E-mail: firstname.lastname@example.org IWP-2 price gas-phase Prebiotic Chemistry in the Solar System: How and Where Nadia Balucani Dipartimento di Chimica, Università degli Studi di Perugia, SAR302503 in vitro Perugia, Italy In the sequence of steps which are believed to have led from elementary particles to the emergence of life, an important one is certainly the formation of simple prebiotic molecules from parent species abundant in the Universe. The aggregation of H, O, N, C (and other element) atoms into molecules and the subsequent chemical evolution are occurring also
now in the Universe, as witnessed by the identification of more than one hundred molecules in the interstellar medium (encompassing also prebiotic
molecules such as glycolaldehyde, formamide and, tentatively, glycine) and by the gas-phase chemical evolution of the atmospheres of several solar objects like Titan. Simple as they might seem compared STA-9090 manufacturer to other processes of relevance in astrobiology, the formation mechanisms of many of the observed gaseous prebiotic molecules and radicals are far from being understood. In this contribution, the focus will be on the gas-phase chemical evolution of planetary atmospheres and cometary comae, the

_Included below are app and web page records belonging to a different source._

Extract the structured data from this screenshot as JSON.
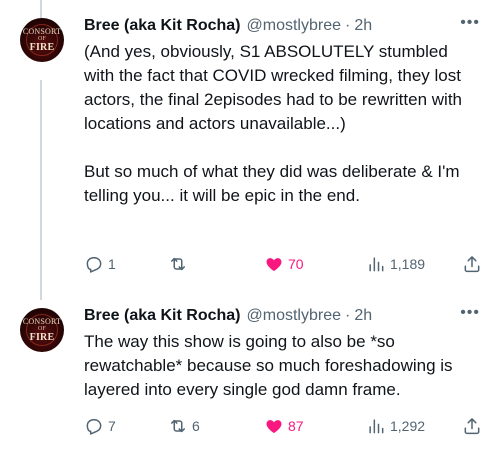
{
  "tweets": [
    {
      "author": {
        "name": "Bree (aka Kit Rocha)",
        "handle": "@mostlybree",
        "separator": "·",
        "time": "2h",
        "avatar_text": [
          "CONSORT",
          "OF",
          "FIRE"
        ]
      },
      "more_label": "•••",
      "text": "(And yes, obviously, S1 ABSOLUTELY stumbled with the fact that COVID wrecked filming, they lost actors, the final 2episodes had to be rewritten with locations and actors unavailable...)\n\nBut so much of what they did was deliberate & I'm telling you... it will be epic in the end.",
      "stats": {
        "replies": "1",
        "reposts": "",
        "likes": "70",
        "views": "1,189"
      },
      "liked": true
    },
    {
      "author": {
        "name": "Bree (aka Kit Rocha)",
        "handle": "@mostlybree",
        "separator": "·",
        "time": "2h",
        "avatar_text": [
          "CONSORT",
          "OF",
          "FIRE"
        ]
      },
      "more_label": "•••",
      "text": "The way this show is going to also be *so rewatchable* because so much foreshadowing is layered into every single god damn frame.",
      "stats": {
        "replies": "7",
        "reposts": "6",
        "likes": "87",
        "views": "1,292"
      },
      "liked": true
    }
  ],
  "colors": {
    "like": "#f91880",
    "muted": "#536471",
    "text": "#0f1419",
    "thread_line": "#cfd9de"
  },
  "icons": [
    "reply-icon",
    "retweet-icon",
    "heart-icon",
    "views-icon",
    "share-icon",
    "more-icon"
  ]
}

gaseous environments of our Solar System where gaseous organic molecules have been observed. Similarly to the atmosphere of Earth, the atmospheres of the other planets click here (or satellites, like Titan) can be described as giant photo-reactors, where the energy deposited mainly by solar photons, but also by cosmic rays and other energetic particles, drives a complex gas-phase chemistry. In this specific context, gas-phase neutral–neutral reactions are expected to play a dominant role. A thorough characterization of the chemical evolution of planetary atmospheres relies on a multi-disciplinary approach: (1) observations allow us to identify the molecules and their number densities as they are nowadays; (2) the chemistry which lies behind their formation starting from atoms and simple molecules is accounted for by complex reaction networks; (3) for a realistic modeling of such networks, a number of experimental parameters are needed and, therefore, the relevant molecular processes should be fully characterized in laboratory experiments.